INSTRUCTIONS FOR THE TASK:
Report, from the records below, every line where the word "name" appears.

Records drawn from a dataset
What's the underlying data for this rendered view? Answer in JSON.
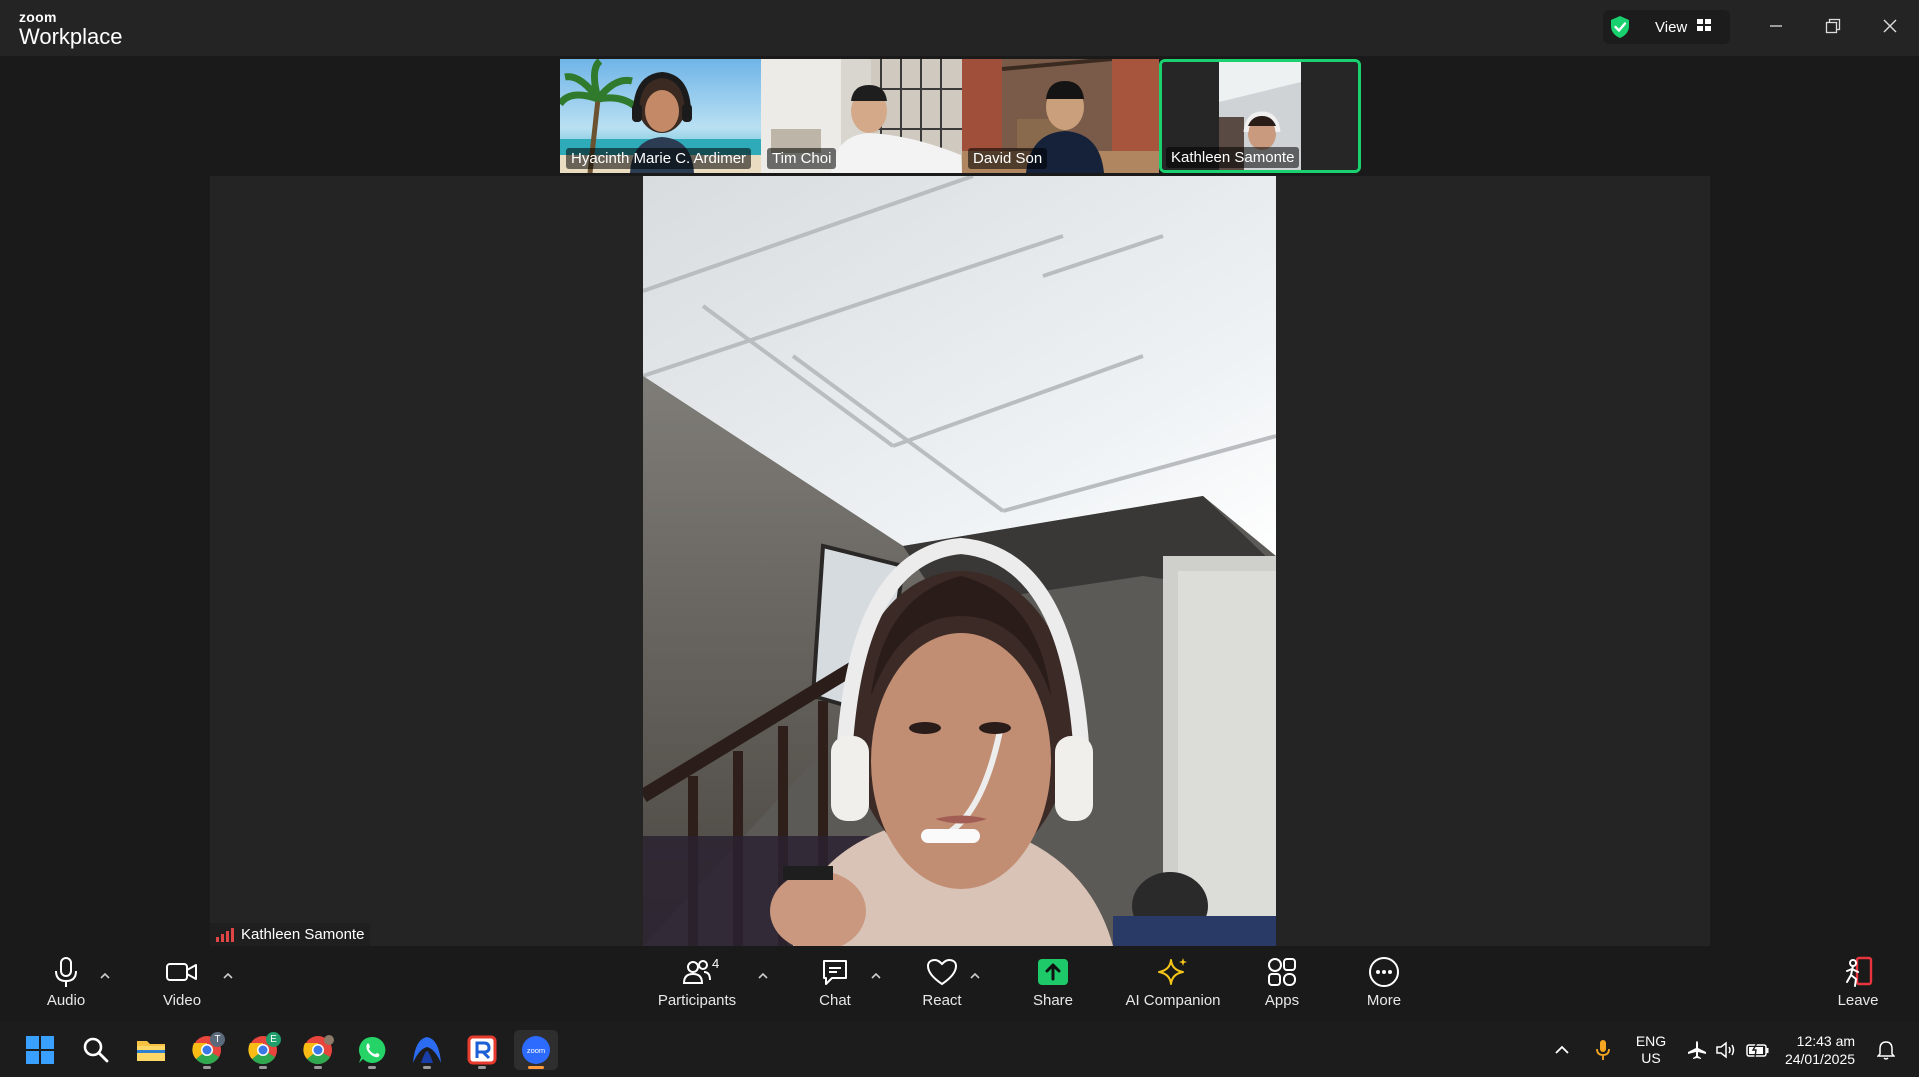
{
  "app": {
    "brand_small": "zoom",
    "brand_large": "Workplace",
    "view_label": "View"
  },
  "thumbnails": [
    {
      "name": "Hyacinth Marie C. Ardimer"
    },
    {
      "name": "Tim Choi"
    },
    {
      "name": "David Son"
    },
    {
      "name": "Kathleen Samonte"
    }
  ],
  "active_speaker": {
    "name": "Kathleen Samonte"
  },
  "toolbar": {
    "audio": "Audio",
    "video": "Video",
    "participants": "Participants",
    "participants_count": "4",
    "chat": "Chat",
    "react": "React",
    "share": "Share",
    "ai_companion": "AI Companion",
    "apps": "Apps",
    "more": "More",
    "leave": "Leave"
  },
  "taskbar": {
    "lang_line1": "ENG",
    "lang_line2": "US",
    "time": "12:43 am",
    "date": "24/01/2025",
    "chrome_badges": [
      "T",
      "E"
    ]
  },
  "colors": {
    "accent_green": "#19d16f",
    "share_green": "#1ec96a",
    "ai_yellow": "#f5c518",
    "leave_red": "#e8343c",
    "zoom_blue": "#2d6bff"
  }
}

WRITTEN SOLUTION:
      "name": "Hyacinth Marie C. Ardimer"
      "name": "Tim Choi"
      "name": "David Son"
      "name": "Kathleen Samonte"
    "name": "Kathleen Samonte"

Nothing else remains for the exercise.